March 28, 2024 | Posted in : Fee Issues on Appeal

A recent Law 360 story by Ryan Harroff, “10th Circ. Orders Atty Fee Redo in Excessive Force Settlement”, reports that a Tenth Circuit panel has ruled that attorney fees prisoners can recover are not capped by federal law, saying that a Kansas prisoner should have gotten more money in his excessive force settlement with the state's highway patrol.

According to the three-judge panel's Tuesday opinion, the Kansas Highway Patrol officers and the other affiliated law enforcement officials named in Samuel Lee Dartez II's excessive force suit failed to establish that their offer of judgment did not waive the Prisoner Litigation Reform Act's limits on hourly attorney fee rates or the total value of fee awards in prisoner suits. The officers similarly did not establish that their offer waived the law's mandate that Dartez contribute to his lawyers' fees himself.

The panel affirmed two aspects of the lower court's ruling and reversed the imposition of the hourly rate cap, stating that all statutory obligations and limits for the fee award had been waived by the parties.

The majority said the officers' offer of judgment was ambiguous as to whether it waived the PLRA's effect on the fee award, which totaled more than $576,000 in the end. The majority said ambiguity in the offer of judgment must cut against the law enforcement officials because they were the ones who put it together.

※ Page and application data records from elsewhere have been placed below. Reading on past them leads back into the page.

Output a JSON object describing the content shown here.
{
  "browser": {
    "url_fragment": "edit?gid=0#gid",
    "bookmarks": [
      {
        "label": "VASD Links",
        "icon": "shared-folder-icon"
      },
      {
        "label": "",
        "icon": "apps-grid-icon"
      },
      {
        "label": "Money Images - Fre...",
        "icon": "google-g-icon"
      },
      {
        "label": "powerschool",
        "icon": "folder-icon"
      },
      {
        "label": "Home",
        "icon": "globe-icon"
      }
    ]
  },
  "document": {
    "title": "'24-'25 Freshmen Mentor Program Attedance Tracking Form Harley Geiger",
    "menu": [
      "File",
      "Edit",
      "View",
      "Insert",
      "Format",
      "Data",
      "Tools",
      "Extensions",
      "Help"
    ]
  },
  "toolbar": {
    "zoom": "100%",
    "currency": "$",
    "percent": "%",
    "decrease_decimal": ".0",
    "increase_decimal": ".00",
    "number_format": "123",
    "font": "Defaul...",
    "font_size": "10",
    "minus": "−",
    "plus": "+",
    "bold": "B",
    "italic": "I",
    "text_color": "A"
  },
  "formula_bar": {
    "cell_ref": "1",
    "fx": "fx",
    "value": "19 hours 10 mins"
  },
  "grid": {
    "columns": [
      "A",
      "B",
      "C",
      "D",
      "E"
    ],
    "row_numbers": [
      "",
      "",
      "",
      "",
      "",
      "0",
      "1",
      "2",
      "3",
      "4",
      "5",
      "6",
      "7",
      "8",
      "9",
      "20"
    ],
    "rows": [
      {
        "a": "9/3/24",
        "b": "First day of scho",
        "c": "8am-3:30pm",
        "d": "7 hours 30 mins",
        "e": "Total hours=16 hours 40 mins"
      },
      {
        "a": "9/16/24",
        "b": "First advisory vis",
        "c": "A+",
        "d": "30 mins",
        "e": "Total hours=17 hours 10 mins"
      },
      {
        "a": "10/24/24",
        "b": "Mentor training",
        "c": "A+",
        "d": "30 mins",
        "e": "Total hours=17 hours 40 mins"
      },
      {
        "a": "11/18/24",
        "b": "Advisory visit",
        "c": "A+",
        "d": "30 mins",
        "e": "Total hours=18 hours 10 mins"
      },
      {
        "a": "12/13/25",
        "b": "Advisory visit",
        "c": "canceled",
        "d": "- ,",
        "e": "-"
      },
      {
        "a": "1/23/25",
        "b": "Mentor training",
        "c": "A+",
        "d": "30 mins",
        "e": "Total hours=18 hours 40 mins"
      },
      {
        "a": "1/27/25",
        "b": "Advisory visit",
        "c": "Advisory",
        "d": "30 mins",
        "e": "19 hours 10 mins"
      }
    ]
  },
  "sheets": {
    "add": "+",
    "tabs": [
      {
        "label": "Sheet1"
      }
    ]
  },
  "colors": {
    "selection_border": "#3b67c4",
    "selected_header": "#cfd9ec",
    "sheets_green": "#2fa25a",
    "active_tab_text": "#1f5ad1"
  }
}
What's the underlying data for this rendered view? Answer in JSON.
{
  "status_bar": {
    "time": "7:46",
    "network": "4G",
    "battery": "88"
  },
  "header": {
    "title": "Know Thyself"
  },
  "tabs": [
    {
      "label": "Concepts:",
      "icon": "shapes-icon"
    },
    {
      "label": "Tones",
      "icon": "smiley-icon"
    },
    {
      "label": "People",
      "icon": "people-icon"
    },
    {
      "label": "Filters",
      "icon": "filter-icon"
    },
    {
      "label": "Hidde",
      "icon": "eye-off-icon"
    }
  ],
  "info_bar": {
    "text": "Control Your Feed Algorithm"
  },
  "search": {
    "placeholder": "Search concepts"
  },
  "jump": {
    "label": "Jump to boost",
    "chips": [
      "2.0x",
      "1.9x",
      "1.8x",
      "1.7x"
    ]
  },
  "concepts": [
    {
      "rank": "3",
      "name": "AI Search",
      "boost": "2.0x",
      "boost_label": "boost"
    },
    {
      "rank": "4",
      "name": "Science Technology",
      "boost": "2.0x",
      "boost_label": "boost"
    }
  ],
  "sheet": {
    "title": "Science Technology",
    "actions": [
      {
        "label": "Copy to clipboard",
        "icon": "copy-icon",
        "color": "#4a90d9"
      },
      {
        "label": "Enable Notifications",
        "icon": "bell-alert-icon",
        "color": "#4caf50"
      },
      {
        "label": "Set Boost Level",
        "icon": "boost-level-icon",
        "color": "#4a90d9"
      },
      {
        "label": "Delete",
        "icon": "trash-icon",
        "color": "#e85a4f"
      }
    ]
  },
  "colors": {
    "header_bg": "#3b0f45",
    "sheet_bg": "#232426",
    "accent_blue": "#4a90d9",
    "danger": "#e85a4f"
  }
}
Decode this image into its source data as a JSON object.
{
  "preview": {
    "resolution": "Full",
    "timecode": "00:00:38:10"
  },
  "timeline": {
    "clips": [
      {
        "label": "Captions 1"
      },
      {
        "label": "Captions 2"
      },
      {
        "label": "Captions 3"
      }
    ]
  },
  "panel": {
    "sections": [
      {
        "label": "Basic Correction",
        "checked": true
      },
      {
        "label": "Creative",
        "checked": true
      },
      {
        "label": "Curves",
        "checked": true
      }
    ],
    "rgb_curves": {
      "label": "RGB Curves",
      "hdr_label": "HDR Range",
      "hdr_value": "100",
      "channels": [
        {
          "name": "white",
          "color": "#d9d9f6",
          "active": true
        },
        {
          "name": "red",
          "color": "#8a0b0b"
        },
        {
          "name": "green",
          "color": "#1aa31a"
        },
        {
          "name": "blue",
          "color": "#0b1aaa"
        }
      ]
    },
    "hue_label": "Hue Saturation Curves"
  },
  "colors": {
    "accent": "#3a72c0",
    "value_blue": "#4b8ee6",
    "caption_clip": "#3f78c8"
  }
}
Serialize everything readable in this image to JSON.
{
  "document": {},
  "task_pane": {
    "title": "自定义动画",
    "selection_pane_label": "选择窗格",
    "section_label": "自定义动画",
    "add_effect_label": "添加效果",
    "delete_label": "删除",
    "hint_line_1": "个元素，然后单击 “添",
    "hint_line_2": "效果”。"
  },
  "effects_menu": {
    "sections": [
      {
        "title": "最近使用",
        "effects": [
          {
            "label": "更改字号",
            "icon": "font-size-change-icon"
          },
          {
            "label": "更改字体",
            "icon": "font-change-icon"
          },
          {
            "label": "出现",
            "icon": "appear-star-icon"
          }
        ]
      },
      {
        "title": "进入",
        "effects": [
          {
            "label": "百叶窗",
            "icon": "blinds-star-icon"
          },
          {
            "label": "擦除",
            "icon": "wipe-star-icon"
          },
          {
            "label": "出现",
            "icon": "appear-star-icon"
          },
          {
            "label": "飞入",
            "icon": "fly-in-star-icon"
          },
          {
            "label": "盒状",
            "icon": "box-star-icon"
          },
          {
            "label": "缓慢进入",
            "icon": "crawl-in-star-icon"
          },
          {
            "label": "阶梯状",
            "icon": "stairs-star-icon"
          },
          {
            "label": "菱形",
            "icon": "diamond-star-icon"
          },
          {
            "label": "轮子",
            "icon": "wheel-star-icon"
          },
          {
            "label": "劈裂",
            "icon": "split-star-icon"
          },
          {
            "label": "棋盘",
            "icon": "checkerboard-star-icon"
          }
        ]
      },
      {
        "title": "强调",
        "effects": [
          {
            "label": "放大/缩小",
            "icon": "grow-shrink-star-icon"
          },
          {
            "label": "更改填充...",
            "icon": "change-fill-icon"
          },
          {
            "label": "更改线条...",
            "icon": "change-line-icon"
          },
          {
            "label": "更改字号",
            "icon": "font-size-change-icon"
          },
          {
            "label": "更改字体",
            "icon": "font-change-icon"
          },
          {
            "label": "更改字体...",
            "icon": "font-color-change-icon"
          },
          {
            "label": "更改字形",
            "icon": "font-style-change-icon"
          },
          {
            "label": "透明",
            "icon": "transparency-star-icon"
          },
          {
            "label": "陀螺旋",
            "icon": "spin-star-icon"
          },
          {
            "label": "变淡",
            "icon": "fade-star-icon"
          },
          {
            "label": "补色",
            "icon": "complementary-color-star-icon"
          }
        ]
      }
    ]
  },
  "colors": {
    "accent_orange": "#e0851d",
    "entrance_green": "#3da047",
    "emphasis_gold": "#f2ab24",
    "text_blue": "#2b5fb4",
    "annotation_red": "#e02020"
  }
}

U.S. Circuit Court Judge Allison H. Eid wrote a separate concurring opinion stating that she agreed with affirming the lower court's determinations that the statutory ceiling on Dartez's fee award and his obligation to contribute do not apply under the offer of judgment. She also agreed with reversing the imposition of an hourly rate cap on his fee calculation. But she disagreed with the majority that the offer of judgment was ambiguous.

According to Judge Eid, the offer of judgment did not actually waive the PLRA. The lower court's decision should be affirmed in part while reversing the portion that imposed the hourly rate cap, she said, as the officers failed to properly argue for their interpretation of the offer of judgment's wording.

Central to the dispute is the phrase "fees and costs," according to the panel. The offer of judgment states Dartez will get $60,000 "plus reasonable attorneys' fees and costs allowed by law, if any," and whether the words "allowed by law" apply to both the fees and the costs or just the costs is the major sticking point that led Judge Eid to disagree with the majority.

The majority said that the lower court relied on what is called the "last-antecedent rule," invoked by the U.S. Supreme Court's 2003 ruling in Barnhart v. Thomas , which reversed a Third Circuit ruling for misreading part of the Social Security Act to stretch certain requirements for benefit claimants beyond their intended scope. By that standard, the majority said "allowed by law" only applies to costs for Dartez's case, not both the fees and the costs.

Judge Eid said the last-antecedent rule does not work that way for the offer of judgment because "fees and costs" is generally understood to refer to both fees and costs together when used in a legal context. She stated that the majority and the district court were wrong to say that the offer of judgment can be read as honoring legal limits on Dartez's costs while waiving those limits on his fees.

"The phrase 'fees and costs' is best understood as a unified phrase, not as two items in a short list," Judge Eid said. "It is so ubiquitous a phrase that it scarcely warrants citation."

All three judges agreed that whether fees and costs are separate or joined does not actually weigh on their decision in Dartez's case, however, because the officers did not actually argue with the lower court's reading of the phrase.

David Seely, counsel for Dartez, told Law360 Wednesday that he was "very pleased to get that ruling," and he thought both opinions served as an "interesting grammar lesson." Overall, he said he hopes the Tenth Circuit's ruling will push government entities to more directly spell out their intentions in the future.

"If lawyers representing a governmental entity want to have the restrictions contained in the Prisoner Litigation Reform Act apply to an offer of judgment, they need to be very clear about that and do so expressly rather than relying on what are, at best, vague and ambiguous terms and then coming in and saying that the PLRA precludes the recovery of the attorneys fees that are referred to in the offer of judgment," Seely said.